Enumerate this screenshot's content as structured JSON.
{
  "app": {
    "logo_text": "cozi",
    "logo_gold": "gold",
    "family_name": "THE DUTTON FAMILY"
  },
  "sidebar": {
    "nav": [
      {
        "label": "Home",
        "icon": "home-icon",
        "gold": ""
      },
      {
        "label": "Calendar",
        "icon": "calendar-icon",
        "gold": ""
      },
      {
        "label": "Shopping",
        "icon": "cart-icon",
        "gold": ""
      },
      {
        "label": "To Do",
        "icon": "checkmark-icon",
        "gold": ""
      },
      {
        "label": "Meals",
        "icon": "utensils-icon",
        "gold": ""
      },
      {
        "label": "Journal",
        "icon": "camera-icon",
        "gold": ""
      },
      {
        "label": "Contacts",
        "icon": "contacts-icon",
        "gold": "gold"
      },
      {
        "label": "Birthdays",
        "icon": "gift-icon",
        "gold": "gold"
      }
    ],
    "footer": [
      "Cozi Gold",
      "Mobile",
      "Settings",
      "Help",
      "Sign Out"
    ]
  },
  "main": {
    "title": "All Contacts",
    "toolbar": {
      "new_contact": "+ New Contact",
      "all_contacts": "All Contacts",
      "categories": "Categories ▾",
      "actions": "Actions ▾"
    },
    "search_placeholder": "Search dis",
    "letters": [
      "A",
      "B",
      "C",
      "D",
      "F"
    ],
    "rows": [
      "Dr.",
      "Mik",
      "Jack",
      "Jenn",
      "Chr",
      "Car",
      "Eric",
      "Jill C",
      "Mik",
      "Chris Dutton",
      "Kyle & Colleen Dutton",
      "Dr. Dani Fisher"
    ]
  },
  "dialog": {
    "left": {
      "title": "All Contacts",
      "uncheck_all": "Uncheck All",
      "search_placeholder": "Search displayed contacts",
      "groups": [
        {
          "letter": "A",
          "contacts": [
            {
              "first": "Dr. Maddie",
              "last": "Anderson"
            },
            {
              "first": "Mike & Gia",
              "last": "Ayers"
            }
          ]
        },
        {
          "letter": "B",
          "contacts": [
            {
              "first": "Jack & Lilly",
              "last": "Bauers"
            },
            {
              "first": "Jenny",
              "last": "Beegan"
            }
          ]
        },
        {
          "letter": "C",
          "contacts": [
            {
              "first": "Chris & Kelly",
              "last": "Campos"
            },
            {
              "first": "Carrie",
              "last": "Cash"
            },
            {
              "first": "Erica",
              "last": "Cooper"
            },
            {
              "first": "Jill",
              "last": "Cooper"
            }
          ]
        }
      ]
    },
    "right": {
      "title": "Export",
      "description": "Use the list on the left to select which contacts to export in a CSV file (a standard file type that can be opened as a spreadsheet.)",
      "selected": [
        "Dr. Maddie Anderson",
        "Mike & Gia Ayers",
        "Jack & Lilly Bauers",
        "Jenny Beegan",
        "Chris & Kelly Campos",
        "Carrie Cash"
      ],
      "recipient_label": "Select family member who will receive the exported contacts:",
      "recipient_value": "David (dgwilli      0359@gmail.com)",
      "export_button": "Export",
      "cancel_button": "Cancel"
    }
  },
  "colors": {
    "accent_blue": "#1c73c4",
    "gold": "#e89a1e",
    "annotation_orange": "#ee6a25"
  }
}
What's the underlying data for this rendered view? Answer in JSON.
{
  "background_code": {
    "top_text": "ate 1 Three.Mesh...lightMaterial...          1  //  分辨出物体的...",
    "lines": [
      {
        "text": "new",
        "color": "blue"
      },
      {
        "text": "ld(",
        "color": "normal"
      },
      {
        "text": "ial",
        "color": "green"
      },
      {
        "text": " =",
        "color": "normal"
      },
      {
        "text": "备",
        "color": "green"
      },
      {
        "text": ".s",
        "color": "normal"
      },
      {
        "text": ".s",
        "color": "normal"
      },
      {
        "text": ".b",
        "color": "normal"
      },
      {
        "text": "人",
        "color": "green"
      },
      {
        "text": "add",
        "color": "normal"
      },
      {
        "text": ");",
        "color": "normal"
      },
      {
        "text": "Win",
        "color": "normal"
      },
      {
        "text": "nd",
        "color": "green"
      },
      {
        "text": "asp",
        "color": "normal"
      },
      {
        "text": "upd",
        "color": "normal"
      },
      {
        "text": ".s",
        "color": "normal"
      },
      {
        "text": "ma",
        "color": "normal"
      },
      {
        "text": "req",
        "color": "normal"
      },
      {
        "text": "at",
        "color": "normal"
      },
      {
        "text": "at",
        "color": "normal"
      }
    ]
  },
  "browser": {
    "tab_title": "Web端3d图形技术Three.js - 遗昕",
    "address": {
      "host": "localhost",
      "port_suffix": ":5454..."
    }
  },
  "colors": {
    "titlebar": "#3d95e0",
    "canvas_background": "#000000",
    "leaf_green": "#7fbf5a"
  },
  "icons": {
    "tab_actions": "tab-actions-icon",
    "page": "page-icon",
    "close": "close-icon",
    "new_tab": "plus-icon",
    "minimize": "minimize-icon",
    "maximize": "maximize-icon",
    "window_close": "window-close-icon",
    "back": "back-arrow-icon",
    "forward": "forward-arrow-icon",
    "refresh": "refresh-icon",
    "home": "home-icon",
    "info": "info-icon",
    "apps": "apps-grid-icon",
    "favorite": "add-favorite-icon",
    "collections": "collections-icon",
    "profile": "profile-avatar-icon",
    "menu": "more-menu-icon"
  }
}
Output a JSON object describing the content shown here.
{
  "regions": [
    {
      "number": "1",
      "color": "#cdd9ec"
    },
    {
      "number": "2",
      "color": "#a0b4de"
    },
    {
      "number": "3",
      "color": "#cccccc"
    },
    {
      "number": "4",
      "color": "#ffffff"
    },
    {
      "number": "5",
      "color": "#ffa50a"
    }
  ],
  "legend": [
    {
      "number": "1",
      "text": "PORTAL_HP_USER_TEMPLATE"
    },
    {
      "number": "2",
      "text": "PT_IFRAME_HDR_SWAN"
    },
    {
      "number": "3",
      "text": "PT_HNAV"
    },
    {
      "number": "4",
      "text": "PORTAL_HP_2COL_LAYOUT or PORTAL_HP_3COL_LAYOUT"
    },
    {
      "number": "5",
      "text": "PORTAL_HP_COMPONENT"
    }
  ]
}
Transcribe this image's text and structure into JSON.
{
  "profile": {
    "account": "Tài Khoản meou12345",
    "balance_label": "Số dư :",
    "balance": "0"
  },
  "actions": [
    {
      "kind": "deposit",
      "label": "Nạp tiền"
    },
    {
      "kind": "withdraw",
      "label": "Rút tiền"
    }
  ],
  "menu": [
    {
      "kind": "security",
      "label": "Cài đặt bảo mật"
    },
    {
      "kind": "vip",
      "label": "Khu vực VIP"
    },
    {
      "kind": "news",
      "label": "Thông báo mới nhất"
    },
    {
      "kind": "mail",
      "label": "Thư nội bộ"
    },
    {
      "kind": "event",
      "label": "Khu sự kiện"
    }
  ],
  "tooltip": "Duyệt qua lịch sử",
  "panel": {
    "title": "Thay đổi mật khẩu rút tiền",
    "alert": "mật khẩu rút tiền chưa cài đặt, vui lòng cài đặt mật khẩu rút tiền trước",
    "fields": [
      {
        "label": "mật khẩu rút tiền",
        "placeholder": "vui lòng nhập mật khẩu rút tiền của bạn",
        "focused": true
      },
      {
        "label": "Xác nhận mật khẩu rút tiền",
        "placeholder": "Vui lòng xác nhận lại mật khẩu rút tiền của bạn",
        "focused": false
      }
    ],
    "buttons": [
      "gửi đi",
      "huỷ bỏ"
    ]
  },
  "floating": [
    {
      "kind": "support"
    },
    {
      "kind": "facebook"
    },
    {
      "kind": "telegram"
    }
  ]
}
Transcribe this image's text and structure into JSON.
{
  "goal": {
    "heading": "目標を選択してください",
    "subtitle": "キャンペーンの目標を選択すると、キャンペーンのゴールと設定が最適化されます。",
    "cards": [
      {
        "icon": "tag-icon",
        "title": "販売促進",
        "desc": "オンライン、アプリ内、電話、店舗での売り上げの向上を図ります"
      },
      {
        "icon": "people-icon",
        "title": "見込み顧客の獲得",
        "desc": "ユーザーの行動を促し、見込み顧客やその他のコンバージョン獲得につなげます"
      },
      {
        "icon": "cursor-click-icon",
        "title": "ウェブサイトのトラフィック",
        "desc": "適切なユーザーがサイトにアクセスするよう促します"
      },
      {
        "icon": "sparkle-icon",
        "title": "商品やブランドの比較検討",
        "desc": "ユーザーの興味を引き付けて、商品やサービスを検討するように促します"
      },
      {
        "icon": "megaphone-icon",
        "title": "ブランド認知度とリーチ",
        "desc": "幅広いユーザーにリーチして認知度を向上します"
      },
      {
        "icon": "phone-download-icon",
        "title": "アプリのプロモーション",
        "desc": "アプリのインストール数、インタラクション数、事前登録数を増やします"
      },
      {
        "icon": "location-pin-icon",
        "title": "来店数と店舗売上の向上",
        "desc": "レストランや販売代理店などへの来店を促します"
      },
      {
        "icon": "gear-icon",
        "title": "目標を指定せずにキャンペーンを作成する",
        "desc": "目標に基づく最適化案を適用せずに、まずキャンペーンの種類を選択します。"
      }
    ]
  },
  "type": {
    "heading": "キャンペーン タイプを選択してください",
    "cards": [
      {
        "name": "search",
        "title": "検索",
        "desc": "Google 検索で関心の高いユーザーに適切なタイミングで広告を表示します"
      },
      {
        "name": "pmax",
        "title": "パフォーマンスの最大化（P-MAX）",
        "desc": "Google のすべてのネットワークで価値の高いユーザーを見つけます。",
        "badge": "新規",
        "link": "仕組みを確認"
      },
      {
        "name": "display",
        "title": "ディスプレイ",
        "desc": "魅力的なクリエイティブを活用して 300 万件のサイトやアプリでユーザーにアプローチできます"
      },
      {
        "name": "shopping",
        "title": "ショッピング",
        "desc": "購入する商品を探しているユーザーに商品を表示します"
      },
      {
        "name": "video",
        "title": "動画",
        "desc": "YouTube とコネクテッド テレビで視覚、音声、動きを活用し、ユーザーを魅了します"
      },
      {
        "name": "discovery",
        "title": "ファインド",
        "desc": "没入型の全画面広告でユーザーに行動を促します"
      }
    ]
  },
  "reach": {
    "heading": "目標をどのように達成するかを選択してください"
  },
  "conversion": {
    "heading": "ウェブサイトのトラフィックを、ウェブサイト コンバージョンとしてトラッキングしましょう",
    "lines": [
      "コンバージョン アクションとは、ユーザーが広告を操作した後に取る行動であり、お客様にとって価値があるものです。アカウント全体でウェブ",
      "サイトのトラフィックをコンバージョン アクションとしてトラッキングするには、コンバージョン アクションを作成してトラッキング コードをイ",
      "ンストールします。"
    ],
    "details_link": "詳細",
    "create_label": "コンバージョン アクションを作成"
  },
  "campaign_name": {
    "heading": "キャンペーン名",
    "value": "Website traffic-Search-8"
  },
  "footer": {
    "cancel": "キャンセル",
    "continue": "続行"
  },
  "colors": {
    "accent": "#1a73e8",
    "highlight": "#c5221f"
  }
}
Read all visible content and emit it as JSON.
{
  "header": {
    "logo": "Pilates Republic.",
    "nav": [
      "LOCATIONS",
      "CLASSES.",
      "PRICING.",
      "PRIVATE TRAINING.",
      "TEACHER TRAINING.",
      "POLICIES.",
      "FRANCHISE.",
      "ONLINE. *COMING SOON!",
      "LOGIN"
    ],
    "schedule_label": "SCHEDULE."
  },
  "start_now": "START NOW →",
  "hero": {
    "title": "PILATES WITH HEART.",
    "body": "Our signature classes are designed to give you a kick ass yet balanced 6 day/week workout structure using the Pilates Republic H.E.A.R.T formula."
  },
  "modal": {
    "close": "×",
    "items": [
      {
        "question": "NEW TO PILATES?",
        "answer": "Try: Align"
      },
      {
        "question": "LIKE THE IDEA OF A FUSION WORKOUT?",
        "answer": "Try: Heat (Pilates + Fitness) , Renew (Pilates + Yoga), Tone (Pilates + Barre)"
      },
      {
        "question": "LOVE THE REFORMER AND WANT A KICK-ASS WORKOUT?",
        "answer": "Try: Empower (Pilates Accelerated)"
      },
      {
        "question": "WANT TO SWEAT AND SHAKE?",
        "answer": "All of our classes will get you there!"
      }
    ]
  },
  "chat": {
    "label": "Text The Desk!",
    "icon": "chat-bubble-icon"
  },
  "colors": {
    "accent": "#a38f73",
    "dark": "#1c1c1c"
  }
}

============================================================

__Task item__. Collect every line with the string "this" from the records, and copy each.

__Task response__.
Enumerate this screenshot's content as structured JSON.
What's the underlying data for this rendered view? Answer in JSON.
Transcribe this image's text and structure into JSON.
Transcribe this image's text and structure into JSON.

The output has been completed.